DHA, an essential fatty acid for brain development and protection, could be directly obtained in the diet from marine sources (fish or algae). It could also be synthesized from dietary precursors such as the omega-3 – α-linolenic acid (ALA) – however the conversion efficiency is low.
DHA is essential for brain function and its deficiency is implicated in many types of neurological disorders, including anxiety.

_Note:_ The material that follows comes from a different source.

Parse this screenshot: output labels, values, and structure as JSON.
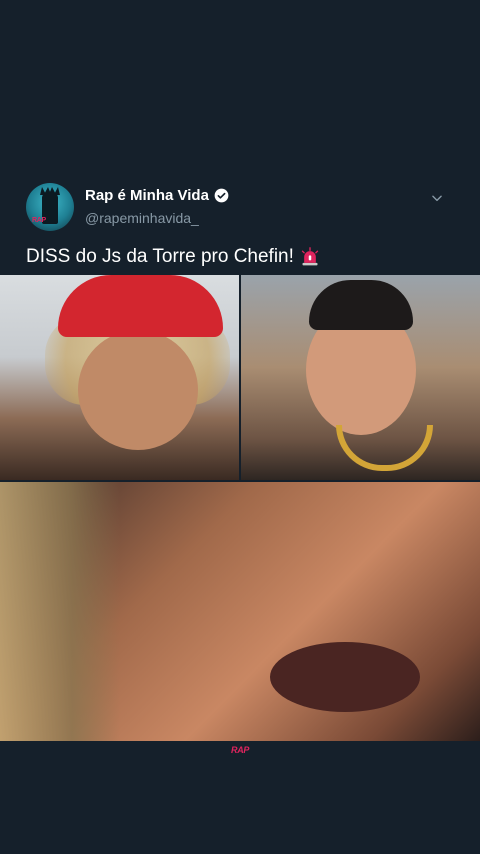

A study published in Biochim Biophys Acta by the University of Los Angeles in 2015, demonstrates that Curcumin enhances the synthesis of DHA from its precursor (ALA) in rodents, and elevates levels of enzymes (FADS2, Elov2) involved in the synthesis of DHA.
In vivo treatment with both curcumin and ALA reduced anxiety-like behavior in rodents which could be explained by the increase of DHA levels in the brain.
These results are particularly interesting for populations following a vegan or plant-based diet who do not consume omega-3 rich foods from marine sources (fish, krill) containing DHA. Today, non-animal DHA supplementation is possible with algae oil food supplements.
Wu A, Noble EE, Tyagi E, Ying Z, Zhuang Y, Gomez-Pinilla F. Curcumin boosts DHA in the brain: Implications for the prevention of anxiety disorders. Biochim Biophys Acta. 2015 May;1852(5):951-61.